Abstract Hydraulic fracturing is more popular, due to its revolutionary impact in the US oil industry, especially in unconventional reservoirs. This paper first presents the analysis of hydraulic fracturing treatments in 56 vertical and horizontal wells in the Wolfcamp and Spraberry formations of the Permian Basin in West Texas. Intrinsic treatment strategies and operational methodologies used by different operators in the Basin were evaluated with the goal of extracting and deducing insights into criteria that characterizes operational virtuosity. The evaluation focused on: proppants types and amounts, fluid types and volumes, treatment rates, well productivity and treatment cost. The second part presents the application and integration of these best practice concepts in the re-designing of hydraulic fracture treatments in a case study well already stimulated with available treatment data. Vertical wells were studied with 25 wells with over 150 treatments in both formations, 18 horizontal wells in the Spraberry formation with over 200 treatments, in Midland sub-basin and 13 horizontal wells in horizontal Wolfcamp in Delaware sub-basin. The Spraberry formation is very fine-grained sandstone, siltstone and carbonates with shales. The Wolfcamp is a complex formation divided into A, B, C and D, mostly limestone, with interbedded organic-rich siltstones. Empirical and statistical analysis using correlations and analysis of variance were used to identify and distill the best practices that actively and positively increase the production rates and decrease the production costs in each of these formation and well types. These results were then integrated in designing optimal hydraulic fracture treatments for these formations in the case well. Log analysis was done with industry standard software for accurate interpretation of the target formations and determination of rock mechanical properties used in the hydraulic fracture design software. Mined data and analysis showed that operators merely replicate designs from similar wells and formations. This practice increases the errors, costs, and reduces expected productivity. Results show that the use of 20/40 white proppant is not economical, while the use of 40/70 white proppant is recommended in both formations. Crosslinked gel creates more complex and wider fractures, but it increases cost drastically, while slickwater was amenable to treatment costs and production rate, but more volume will be needed for the treatments, hence, the use of hybrid fluids are recommended.
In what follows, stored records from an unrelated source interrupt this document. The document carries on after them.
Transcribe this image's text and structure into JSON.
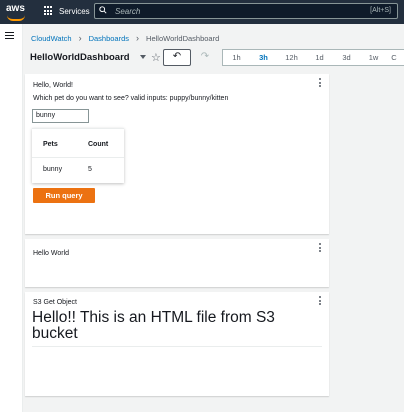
{
  "nav": {
    "logo": "aws",
    "services_label": "Services",
    "search_placeholder": "Search",
    "search_shortcut": "[Alt+S]"
  },
  "breadcrumb": {
    "items": [
      "CloudWatch",
      "Dashboards",
      "HelloWorldDashboard"
    ]
  },
  "dashboard": {
    "title": "HelloWorldDashboard",
    "undo_icon": "undo-icon",
    "redo_icon": "redo-icon",
    "time_ranges": [
      "1h",
      "3h",
      "12h",
      "1d",
      "3d",
      "1w",
      "C"
    ],
    "selected_range": "3h"
  },
  "widgets": {
    "query": {
      "title": "Hello, World!",
      "prompt": "Which pet do you want to see? valid inputs: puppy/bunny/kitten",
      "input_value": "bunny",
      "table": {
        "headers": [
          "Pets",
          "Count"
        ],
        "rows": [
          [
            "bunny",
            "5"
          ]
        ]
      },
      "run_label": "Run query"
    },
    "hello": {
      "title": "Hello World"
    },
    "s3": {
      "title": "S3 Get Object",
      "content": "Hello!! This is an HTML file from S3 bucket"
    }
  },
  "colors": {
    "nav_bg": "#232f3e",
    "link": "#0073bb",
    "accent": "#ec7211",
    "logo_smile": "#ff9900"
  }
}
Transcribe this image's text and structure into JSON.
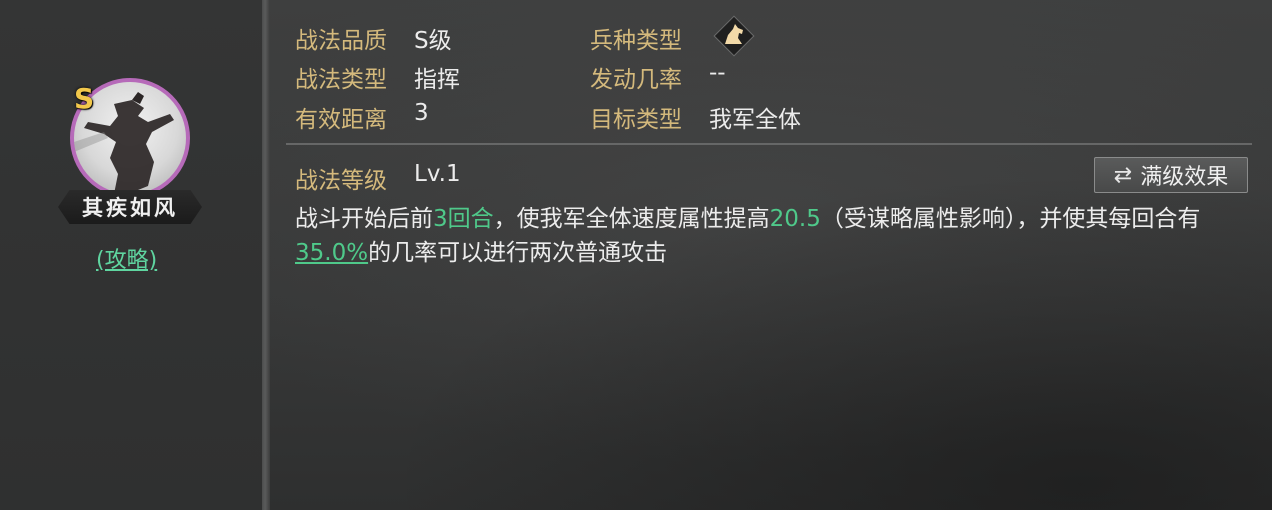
{
  "skill": {
    "grade_badge": "S",
    "name": "其疾如风",
    "guide_link": "(攻略)"
  },
  "info": {
    "quality_label": "战法品质",
    "quality_value": "S级",
    "type_label": "战法类型",
    "type_value": "指挥",
    "range_label": "有效距离",
    "range_value": "3",
    "troop_label": "兵种类型",
    "troop_icon": "horse-cavalry-icon",
    "rate_label": "发动几率",
    "rate_value": "--",
    "target_label": "目标类型",
    "target_value": "我军全体",
    "level_label": "战法等级",
    "level_value": "Lv.1"
  },
  "max_button": {
    "label": "满级效果",
    "icon": "swap-arrows-icon"
  },
  "description": {
    "part1": "战斗开始后前",
    "hl1": "3回合",
    "part2": "，使我军全体速度属性提高",
    "hl2": "20.5",
    "part3": "（受谋略属性影响），并使其每回合有",
    "hl3": "35.0%",
    "part4": "的几率可以进行两次普通攻击"
  },
  "colors": {
    "label": "#d4b97c",
    "highlight": "#4fc98a",
    "portrait_border": "#b66ab9",
    "grade": "#f2c84b"
  }
}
The original design used 20/40 white sand, the total stage cost of the treatment was 707,236. In the new treatment design, 40/70 white was used instead; all the scenarios evaluated gave a reduction in cost with $100,000. These results are applicable in enhancing optimal hydraulic fracture treatment designs for these formations in the Permian Basin. Also, they serve as templates for other basins with similar formations. These results will be made better by continuous improvements with integration of field results.